====== Stored data ======

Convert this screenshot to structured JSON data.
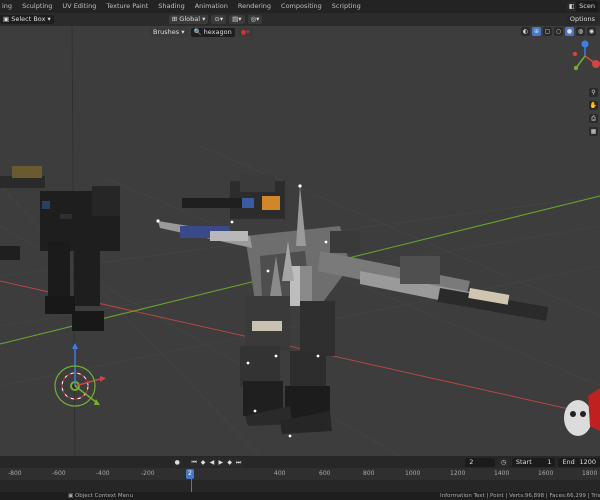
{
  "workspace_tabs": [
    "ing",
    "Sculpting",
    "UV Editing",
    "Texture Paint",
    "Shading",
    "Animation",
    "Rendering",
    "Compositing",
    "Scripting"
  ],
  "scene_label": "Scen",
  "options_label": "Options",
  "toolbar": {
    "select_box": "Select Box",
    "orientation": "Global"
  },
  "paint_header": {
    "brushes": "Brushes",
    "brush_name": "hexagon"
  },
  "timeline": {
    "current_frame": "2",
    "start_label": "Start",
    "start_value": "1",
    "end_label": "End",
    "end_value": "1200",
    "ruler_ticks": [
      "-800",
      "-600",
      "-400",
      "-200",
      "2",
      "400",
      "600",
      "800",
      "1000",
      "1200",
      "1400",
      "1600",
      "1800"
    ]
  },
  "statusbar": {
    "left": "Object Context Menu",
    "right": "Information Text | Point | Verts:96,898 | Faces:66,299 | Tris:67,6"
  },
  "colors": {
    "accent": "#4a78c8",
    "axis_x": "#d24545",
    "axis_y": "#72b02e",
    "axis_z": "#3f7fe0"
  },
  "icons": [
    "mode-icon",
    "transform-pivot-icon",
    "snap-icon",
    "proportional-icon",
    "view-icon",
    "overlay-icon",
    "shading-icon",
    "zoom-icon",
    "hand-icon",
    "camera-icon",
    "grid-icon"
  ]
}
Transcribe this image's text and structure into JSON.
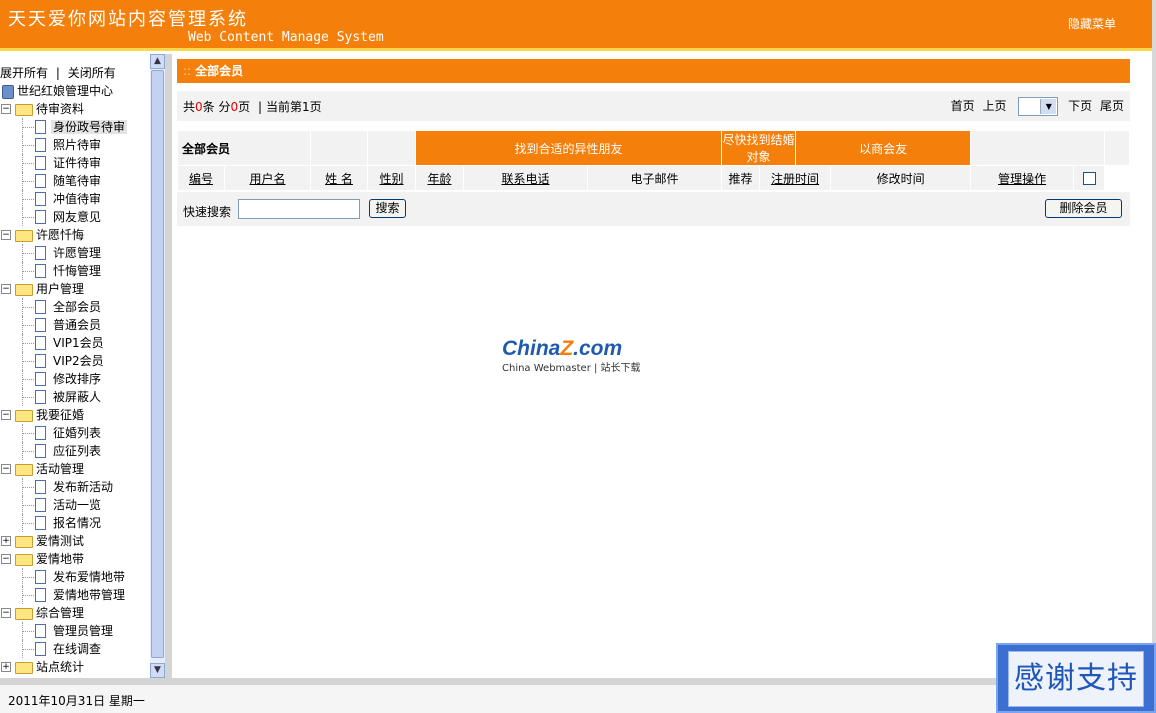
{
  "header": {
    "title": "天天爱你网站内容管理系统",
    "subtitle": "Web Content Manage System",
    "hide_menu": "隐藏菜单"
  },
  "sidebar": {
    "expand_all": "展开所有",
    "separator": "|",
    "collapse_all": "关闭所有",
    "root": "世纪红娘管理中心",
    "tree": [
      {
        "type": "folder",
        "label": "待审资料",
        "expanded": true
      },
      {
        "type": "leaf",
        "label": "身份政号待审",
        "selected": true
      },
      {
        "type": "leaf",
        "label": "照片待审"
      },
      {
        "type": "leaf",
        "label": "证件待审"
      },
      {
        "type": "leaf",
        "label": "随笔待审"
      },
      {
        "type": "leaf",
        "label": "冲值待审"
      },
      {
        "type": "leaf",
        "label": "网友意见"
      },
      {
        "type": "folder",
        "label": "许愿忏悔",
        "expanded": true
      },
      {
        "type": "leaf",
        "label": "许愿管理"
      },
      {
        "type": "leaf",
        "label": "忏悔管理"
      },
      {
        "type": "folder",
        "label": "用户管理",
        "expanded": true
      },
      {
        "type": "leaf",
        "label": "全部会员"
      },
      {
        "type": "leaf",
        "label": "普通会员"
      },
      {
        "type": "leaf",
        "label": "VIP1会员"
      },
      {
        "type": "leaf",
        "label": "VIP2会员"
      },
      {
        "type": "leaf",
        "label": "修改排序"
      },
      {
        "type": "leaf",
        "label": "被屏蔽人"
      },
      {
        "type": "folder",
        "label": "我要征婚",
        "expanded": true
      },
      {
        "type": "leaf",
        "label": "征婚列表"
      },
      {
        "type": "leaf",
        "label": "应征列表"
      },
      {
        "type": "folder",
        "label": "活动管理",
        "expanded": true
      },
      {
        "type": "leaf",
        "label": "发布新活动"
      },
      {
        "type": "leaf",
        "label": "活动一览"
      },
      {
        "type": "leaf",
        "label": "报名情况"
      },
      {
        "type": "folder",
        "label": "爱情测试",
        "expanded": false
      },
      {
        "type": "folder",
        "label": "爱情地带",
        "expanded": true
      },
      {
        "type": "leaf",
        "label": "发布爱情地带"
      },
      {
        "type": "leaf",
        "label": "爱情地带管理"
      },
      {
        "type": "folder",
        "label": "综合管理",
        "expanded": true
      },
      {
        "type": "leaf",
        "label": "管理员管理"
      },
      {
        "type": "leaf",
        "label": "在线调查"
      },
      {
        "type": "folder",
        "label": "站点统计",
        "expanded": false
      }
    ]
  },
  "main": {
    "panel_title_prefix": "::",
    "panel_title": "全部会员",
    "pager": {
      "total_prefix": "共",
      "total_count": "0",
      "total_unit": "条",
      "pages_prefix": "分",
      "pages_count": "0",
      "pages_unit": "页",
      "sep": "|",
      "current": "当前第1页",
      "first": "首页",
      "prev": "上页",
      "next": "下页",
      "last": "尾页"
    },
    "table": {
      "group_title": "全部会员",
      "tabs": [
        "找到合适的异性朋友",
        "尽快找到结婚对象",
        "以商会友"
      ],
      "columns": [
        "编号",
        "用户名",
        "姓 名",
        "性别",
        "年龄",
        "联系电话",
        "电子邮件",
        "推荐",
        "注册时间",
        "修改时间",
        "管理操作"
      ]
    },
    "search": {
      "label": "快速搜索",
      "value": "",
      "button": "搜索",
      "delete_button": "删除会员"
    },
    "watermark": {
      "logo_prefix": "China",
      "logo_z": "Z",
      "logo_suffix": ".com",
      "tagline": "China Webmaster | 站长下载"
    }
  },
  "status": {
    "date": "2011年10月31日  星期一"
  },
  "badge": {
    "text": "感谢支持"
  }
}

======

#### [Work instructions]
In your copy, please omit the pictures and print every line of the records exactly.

#### [Output below]
Convert this screenshot to structured JSON data.
{
  "workspace_tabs": [
    "ing",
    "Sculpting",
    "UV Editing",
    "Texture Paint",
    "Shading",
    "Animation",
    "Rendering",
    "Compositing",
    "Scripting"
  ],
  "scene_label": "Scen",
  "options_label": "Options",
  "toolbar": {
    "select_box": "Select Box",
    "orientation": "Global"
  },
  "paint_header": {
    "brushes": "Brushes",
    "brush_name": "hexagon"
  },
  "timeline": {
    "current_frame": "2",
    "start_label": "Start",
    "start_value": "1",
    "end_label": "End",
    "end_value": "1200",
    "ruler_ticks": [
      "-800",
      "-600",
      "-400",
      "-200",
      "2",
      "400",
      "600",
      "800",
      "1000",
      "1200",
      "1400",
      "1600",
      "1800"
    ]
  },
  "statusbar": {
    "left": "Object Context Menu",
    "right": "Information Text | Point | Verts:96,898 | Faces:66,299 | Tris:67,6"
  },
  "colors": {
    "accent": "#4a78c8",
    "axis_x": "#d24545",
    "axis_y": "#72b02e",
    "axis_z": "#3f7fe0"
  },
  "icons": [
    "mode-icon",
    "transform-pivot-icon",
    "snap-icon",
    "proportional-icon",
    "view-icon",
    "overlay-icon",
    "shading-icon",
    "zoom-icon",
    "hand-icon",
    "camera-icon",
    "grid-icon"
  ]
}
Transcribe this image's text and structure into JSON.
{
  "header": {
    "title": "天天爱你网站内容管理系统",
    "subtitle": "Web Content Manage System",
    "hide_menu": "隐藏菜单"
  },
  "sidebar": {
    "expand_all": "展开所有",
    "separator": "|",
    "collapse_all": "关闭所有",
    "root": "世纪红娘管理中心",
    "tree": [
      {
        "type": "folder",
        "label": "待审资料",
        "expanded": true
      },
      {
        "type": "leaf",
        "label": "身份政号待审",
        "selected": true
      },
      {
        "type": "leaf",
        "label": "照片待审"
      },
      {
        "type": "leaf",
        "label": "证件待审"
      },
      {
        "type": "leaf",
        "label": "随笔待审"
      },
      {
        "type": "leaf",
        "label": "冲值待审"
      },
      {
        "type": "leaf",
        "label": "网友意见"
      },
      {
        "type": "folder",
        "label": "许愿忏悔",
        "expanded": true
      },
      {
        "type": "leaf",
        "label": "许愿管理"
      },
      {
        "type": "leaf",
        "label": "忏悔管理"
      },
      {
        "type": "folder",
        "label": "用户管理",
        "expanded": true
      },
      {
        "type": "leaf",
        "label": "全部会员"
      },
      {
        "type": "leaf",
        "label": "普通会员"
      },
      {
        "type": "leaf",
        "label": "VIP1会员"
      },
      {
        "type": "leaf",
        "label": "VIP2会员"
      },
      {
        "type": "leaf",
        "label": "修改排序"
      },
      {
        "type": "leaf",
        "label": "被屏蔽人"
      },
      {
        "type": "folder",
        "label": "我要征婚",
        "expanded": true
      },
      {
        "type": "leaf",
        "label": "征婚列表"
      },
      {
        "type": "leaf",
        "label": "应征列表"
      },
      {
        "type": "folder",
        "label": "活动管理",
        "expanded": true
      },
      {
        "type": "leaf",
        "label": "发布新活动"
      },
      {
        "type": "leaf",
        "label": "活动一览"
      },
      {
        "type": "leaf",
        "label": "报名情况"
      },
      {
        "type": "folder",
        "label": "爱情测试",
        "expanded": false
      },
      {
        "type": "folder",
        "label": "爱情地带",
        "expanded": true
      },
      {
        "type": "leaf",
        "label": "发布爱情地带"
      },
      {
        "type": "leaf",
        "label": "爱情地带管理"
      },
      {
        "type": "folder",
        "label": "综合管理",
        "expanded": true
      },
      {
        "type": "leaf",
        "label": "管理员管理"
      },
      {
        "type": "leaf",
        "label": "在线调查"
      },
      {
        "type": "folder",
        "label": "站点统计",
        "expanded": false
      }
    ]
  },
  "main": {
    "panel_title_prefix": "::",
    "panel_title": "全部会员",
    "pager": {
      "total_prefix": "共",
      "total_count": "0",
      "total_unit": "条",
      "pages_prefix": "分",
      "pages_count": "0",
      "pages_unit": "页",
      "sep": "|",
      "current": "当前第1页",
      "first": "首页",
      "prev": "上页",
      "next": "下页",
      "last": "尾页"
    },
    "table": {
      "group_title": "全部会员",
      "tabs": [
        "找到合适的异性朋友",
        "尽快找到结婚对象",
        "以商会友"
      ],
      "columns": [
        "编号",
        "用户名",
        "姓 名",
        "性别",
        "年龄",
        "联系电话",
        "电子邮件",
        "推荐",
        "注册时间",
        "修改时间",
        "管理操作"
      ]
    },
    "search": {
      "label": "快速搜索",
      "value": "",
      "button": "搜索",
      "delete_button": "删除会员"
    },
    "watermark": {
      "logo_prefix": "China",
      "logo_z": "Z",
      "logo_suffix": ".com",
      "tagline": "China Webmaster | 站长下载"
    }
  },
  "status": {
    "date": "2011年10月31日  星期一"
  },
  "badge": {
    "text": "感谢支持"
  }
}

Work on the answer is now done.